The Skills Guide for Facility Managers details 10 must-have traits for those new to the industry
This peer-to-peer networking session will cover best practices for working with young facility professionals
When asked about the toughest part of a job, one answer that stands above the rest: dealing with people. Employees often get frustrated or annoyed with their job because of the people around them. These interpersonal problems can lead to the downfall of the hierarchical system within a company.
Here are 10 guidelines for facility managers to follow for effective supervision.
1. Build trust
There are very few relationships, work, personal or anything in between, that can survive without trust. Trust is the foundation for all positive and sustained relationships, and these relationships are vitally important if a team wants to perform at a high level.
When looking at behavior that helps build trust, communication, consistency and leading by example are all important behaviors. On the contrary, poor communication, lack of integrity and lack of reliability were listed as behaviors that hurt trust within a company.
2. Manage by influence, not power
An important distinction to make between power and influence is that power is the authority or right to give orders and make decisions, while influence is the ability to positively affect ideas and actions. Furthermore, an autocratic top-down model of employment can hurt a business if not handled correctly. Rather than increasing your power, grow your influence by being knowledgeable, respectful, caring and flexible.
3. Create a culture of appreciation
As simple as it sounds, “thank you” goes a long way. Saying thank you costs nothing and gives more than you expect in return. More than three-fourths of employees (76 percent) say that being recognized by their superiors motivates them in their job. Being more personable with your staff, acknowledging all extra efforts and thanking people for their work every day, the culture of the company will become more positive in 30 days.
4. Be fair and just

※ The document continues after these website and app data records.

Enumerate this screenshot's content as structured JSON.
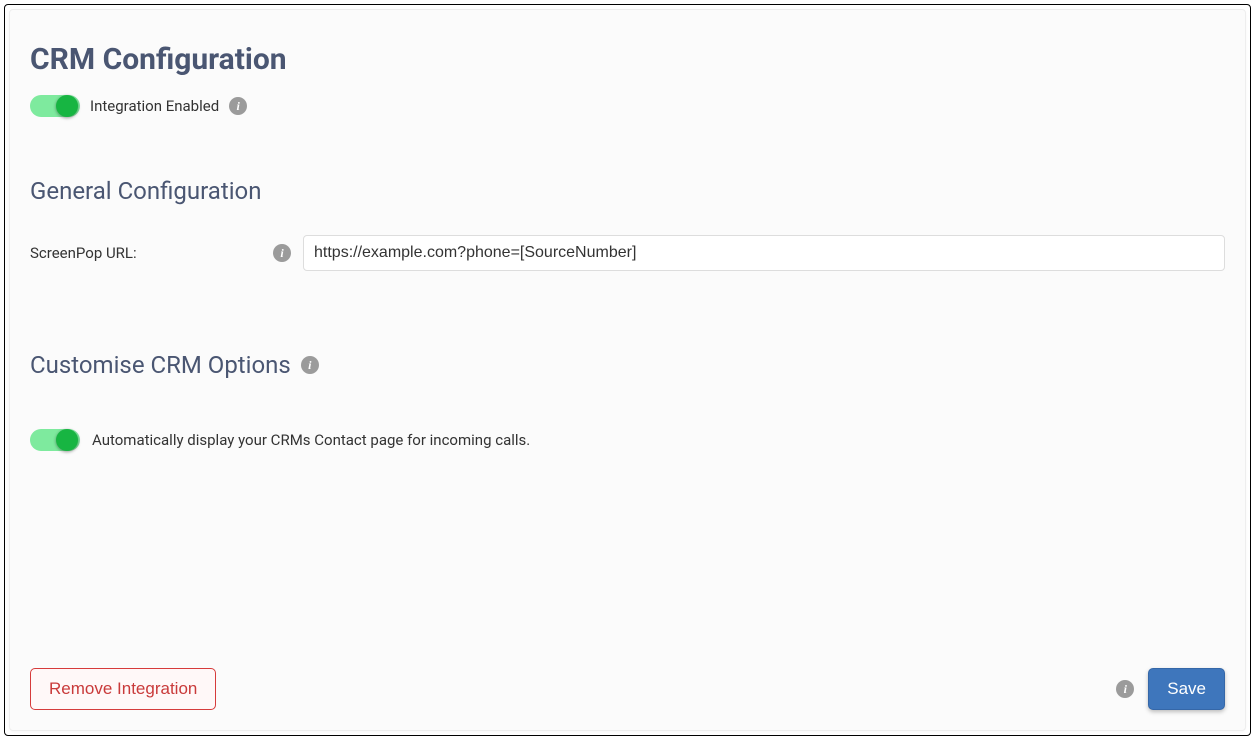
{
  "title": "CRM Configuration",
  "integration": {
    "label": "Integration Enabled",
    "enabled": true
  },
  "general": {
    "heading": "General Configuration",
    "screenpop_label": "ScreenPop URL:",
    "screenpop_value": "https://example.com?phone=[SourceNumber]"
  },
  "customise": {
    "heading": "Customise CRM Options",
    "auto_display_label": "Automatically display your CRMs Contact page for incoming calls.",
    "auto_display_enabled": true
  },
  "footer": {
    "remove_label": "Remove Integration",
    "save_label": "Save"
  }
}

No employee should be treated differently, better or worse, than another. Being impartial, unprejudiced and simply fair will show everyone that they are all as equally important and will help build trust and morale within the company.
5. Be respectful
This is an easy one. Would you rather have a boss that is considerate, caring and patient or one that is harsh, abrupt and difficult? When people fear or dislike their superiors, they are constantly stressed or tense about their work situation, which also negatively affects their work.
6. Be a role model
Whether you like it or not, being a boss also makes you a role model by default and being a role model comes with responsibilities. Manage yourself in a positive manner and live by your own values and the values of the company. In return, your employees will respect you and trust that the company is in good hands.
7. Be helpful
Understand that people will come to you for help and advice; boss is synonymous to teacher in this respect. One of the responsibilities of being a boss is to help make everyone else’s jobs easier. Give instructions, feedback and advice to help develop people and their skills.
8. Be positive
Everything you do will reflect back on your staff – your attitude is highly contagious. Positive supervisors will breed positive employees and positive employees tend to do great work for their company.
9. Build the team
Every company or business is one large team. Work gets done by the entire team, never by just one person. Build a collaborative mindset by encouraging cooperation and helpfulness and always reiterating the teamwork aspect of the workplace. In return, you’ll get employees that not only work well together, but enjoy doing so.
10. Link work to a higher purpose
Don’t just give people jobs, but give them a purpose. Be sure to always link your work to your mission statement. This will encourage employees to work for the good of the company instead of working for a paycheck.
Larry Kokkelenberg is an education speaker for the Leath Group and a World of Asphalt trade show presenter. He has written or contributed to 40 training programs over the last 40 years and provided training or consulting services to more than 200 organizations.